When Should Endoscopy Be Done in the Patient With Reflux?

M. Brian Fennerty, MD


March 10, 2003

In This Article

Endoscopy in the Evaluation of Patients Presenting With Atypical GERD Symptoms

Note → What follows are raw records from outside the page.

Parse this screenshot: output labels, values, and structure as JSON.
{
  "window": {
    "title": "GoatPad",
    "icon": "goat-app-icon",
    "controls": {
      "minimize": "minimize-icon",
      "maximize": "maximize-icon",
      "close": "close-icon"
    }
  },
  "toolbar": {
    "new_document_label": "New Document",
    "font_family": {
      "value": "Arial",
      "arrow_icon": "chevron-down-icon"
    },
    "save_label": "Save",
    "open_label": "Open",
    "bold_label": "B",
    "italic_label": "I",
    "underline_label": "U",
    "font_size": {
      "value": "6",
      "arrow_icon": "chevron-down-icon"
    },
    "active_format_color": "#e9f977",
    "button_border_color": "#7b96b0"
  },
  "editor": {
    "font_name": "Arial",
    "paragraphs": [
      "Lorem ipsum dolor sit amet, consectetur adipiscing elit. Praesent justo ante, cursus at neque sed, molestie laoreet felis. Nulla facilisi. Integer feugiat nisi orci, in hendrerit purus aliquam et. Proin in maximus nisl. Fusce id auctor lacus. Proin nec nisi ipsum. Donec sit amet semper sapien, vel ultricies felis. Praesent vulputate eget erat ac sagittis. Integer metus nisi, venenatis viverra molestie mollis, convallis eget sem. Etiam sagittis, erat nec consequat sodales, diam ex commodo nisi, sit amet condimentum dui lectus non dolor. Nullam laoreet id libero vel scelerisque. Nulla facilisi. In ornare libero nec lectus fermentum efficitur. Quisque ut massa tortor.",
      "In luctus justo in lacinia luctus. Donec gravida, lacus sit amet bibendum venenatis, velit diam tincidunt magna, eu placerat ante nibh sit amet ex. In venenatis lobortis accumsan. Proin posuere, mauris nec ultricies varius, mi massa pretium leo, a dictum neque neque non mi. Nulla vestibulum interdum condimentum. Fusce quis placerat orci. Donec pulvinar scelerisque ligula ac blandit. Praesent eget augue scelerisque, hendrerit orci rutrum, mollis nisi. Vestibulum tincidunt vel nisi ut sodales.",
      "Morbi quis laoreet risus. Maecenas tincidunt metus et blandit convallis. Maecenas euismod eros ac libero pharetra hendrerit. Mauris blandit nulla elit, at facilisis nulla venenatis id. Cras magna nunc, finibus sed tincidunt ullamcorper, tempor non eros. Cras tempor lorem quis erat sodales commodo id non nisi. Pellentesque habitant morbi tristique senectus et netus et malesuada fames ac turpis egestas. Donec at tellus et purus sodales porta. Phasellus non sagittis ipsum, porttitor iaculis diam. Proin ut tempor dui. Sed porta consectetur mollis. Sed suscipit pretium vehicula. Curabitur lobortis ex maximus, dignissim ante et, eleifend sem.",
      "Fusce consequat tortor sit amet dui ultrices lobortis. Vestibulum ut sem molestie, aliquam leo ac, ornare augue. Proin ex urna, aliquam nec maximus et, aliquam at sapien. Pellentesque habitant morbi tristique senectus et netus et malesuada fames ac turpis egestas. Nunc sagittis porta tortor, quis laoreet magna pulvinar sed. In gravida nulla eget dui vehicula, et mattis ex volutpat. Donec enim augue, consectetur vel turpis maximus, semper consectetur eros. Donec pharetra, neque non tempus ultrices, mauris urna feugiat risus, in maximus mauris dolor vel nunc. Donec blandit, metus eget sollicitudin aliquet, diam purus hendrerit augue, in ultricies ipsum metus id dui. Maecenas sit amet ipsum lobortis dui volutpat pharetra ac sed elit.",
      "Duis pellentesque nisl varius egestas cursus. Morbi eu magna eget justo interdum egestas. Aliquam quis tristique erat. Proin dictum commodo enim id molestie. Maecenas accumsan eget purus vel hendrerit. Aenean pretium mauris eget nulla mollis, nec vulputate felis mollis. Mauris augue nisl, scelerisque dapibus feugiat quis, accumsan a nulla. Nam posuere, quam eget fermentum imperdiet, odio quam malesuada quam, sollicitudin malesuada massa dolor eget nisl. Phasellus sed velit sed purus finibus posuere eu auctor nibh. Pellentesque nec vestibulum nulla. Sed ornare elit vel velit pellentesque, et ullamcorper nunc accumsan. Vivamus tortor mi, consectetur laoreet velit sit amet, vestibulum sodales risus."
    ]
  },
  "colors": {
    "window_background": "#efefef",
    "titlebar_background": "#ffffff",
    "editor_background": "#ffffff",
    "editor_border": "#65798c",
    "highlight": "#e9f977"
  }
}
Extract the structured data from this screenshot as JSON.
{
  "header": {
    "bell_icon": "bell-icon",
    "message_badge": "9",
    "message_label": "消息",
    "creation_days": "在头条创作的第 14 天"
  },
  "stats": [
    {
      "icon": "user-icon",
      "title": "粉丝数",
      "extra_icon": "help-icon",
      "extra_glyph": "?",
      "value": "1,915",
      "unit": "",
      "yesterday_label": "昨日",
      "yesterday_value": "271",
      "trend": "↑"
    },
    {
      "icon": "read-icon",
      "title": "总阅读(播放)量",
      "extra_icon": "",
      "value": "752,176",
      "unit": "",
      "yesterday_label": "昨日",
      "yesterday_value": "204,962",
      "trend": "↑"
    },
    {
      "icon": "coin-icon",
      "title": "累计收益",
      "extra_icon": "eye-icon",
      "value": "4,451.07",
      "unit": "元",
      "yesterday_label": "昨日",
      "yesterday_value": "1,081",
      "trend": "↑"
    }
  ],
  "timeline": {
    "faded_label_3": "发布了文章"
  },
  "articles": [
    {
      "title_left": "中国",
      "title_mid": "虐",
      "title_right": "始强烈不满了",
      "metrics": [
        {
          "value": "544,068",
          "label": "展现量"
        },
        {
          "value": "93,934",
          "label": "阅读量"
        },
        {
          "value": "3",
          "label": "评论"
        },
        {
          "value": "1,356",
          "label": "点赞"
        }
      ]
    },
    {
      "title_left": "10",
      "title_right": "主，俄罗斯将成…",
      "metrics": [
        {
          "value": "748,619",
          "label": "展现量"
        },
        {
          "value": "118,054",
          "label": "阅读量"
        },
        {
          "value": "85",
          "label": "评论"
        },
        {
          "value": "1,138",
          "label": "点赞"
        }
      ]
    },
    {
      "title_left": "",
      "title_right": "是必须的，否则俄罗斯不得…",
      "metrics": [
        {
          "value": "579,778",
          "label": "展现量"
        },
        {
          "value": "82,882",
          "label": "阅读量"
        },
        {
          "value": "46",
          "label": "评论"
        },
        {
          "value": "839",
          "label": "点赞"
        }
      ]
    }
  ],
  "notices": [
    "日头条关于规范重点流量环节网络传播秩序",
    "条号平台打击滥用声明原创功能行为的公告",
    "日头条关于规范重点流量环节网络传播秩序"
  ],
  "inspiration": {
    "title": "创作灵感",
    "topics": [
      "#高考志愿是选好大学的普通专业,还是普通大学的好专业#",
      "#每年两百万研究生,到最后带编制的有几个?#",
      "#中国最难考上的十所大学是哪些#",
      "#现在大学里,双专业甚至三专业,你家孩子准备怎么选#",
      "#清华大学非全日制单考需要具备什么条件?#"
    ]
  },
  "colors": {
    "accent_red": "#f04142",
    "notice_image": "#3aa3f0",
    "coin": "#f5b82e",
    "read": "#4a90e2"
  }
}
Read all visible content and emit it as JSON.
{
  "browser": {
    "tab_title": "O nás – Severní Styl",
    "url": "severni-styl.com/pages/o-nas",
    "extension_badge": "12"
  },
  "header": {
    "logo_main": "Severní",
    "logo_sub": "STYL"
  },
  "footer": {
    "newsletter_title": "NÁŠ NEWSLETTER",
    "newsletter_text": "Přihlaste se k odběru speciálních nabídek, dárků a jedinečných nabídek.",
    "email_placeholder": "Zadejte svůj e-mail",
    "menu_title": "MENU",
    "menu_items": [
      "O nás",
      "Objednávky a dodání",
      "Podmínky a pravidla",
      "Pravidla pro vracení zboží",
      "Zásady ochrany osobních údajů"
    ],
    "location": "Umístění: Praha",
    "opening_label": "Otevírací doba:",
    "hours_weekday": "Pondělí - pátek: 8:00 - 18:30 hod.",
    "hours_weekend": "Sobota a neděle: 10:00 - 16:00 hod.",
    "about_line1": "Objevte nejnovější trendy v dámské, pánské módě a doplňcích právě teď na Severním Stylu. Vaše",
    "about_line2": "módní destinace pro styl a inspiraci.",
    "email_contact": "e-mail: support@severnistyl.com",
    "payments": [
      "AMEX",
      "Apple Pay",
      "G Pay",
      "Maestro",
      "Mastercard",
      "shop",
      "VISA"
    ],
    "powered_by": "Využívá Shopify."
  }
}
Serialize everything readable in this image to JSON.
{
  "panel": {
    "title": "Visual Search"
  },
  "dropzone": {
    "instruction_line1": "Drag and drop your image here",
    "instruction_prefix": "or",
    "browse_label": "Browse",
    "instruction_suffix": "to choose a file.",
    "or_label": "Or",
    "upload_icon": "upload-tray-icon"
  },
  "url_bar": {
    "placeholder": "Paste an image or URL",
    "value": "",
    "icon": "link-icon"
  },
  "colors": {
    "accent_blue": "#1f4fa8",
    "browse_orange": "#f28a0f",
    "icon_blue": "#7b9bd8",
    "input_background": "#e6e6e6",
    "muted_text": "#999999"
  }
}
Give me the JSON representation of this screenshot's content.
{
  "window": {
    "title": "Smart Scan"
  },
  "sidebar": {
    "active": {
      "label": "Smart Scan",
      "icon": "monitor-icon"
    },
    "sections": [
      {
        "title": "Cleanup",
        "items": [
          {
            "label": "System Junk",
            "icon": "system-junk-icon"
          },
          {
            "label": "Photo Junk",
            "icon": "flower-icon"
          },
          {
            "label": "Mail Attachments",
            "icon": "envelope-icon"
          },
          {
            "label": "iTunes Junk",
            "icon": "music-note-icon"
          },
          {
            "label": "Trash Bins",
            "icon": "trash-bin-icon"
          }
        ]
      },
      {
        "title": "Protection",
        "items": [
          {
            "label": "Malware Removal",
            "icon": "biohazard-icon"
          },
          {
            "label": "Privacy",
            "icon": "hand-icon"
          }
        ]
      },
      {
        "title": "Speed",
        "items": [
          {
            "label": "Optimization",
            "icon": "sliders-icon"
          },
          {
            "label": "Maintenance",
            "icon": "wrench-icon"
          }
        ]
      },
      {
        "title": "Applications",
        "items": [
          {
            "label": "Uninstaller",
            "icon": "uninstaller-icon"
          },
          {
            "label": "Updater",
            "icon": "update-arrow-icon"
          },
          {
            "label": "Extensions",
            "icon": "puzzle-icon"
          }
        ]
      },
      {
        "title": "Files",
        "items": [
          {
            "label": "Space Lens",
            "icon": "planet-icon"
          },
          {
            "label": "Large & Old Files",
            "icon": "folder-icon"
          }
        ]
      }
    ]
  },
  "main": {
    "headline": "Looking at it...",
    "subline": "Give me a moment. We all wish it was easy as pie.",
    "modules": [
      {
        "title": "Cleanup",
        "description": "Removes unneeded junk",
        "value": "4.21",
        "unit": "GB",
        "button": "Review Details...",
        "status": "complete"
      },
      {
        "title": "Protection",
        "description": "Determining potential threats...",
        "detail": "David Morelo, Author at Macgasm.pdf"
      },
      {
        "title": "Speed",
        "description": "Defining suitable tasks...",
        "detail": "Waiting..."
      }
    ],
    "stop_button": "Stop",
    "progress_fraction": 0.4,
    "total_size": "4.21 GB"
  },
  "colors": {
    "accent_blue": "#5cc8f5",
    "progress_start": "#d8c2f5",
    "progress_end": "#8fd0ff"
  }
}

The typical symptoms of GERD -- heartburn and regurgitation -- are quite reliable for making the diagnosis. However, patients with GERD may often present with reflux-related pulmonary or otolaryngologic symptoms in the absence of the typical symptoms indicated above.[7] These other, extraesophageal symptoms of GERD (eg, asthma, cough, and hoarseness) can be ambiguous, and may necessitate other diagnostic steps in order to establish a diagnosis of GERD.[7] Patients with these symptoms are often referred for confirmatory testing. Unfortunately, the sensitivity of endoscopy in these situations is limited. Conversely, diagnostic tests such as ambulatory esophageal pH monitoring and/or PPI therapy trials are often more useful than endoscopy in clarifying the etiology of such "atypical" symptoms.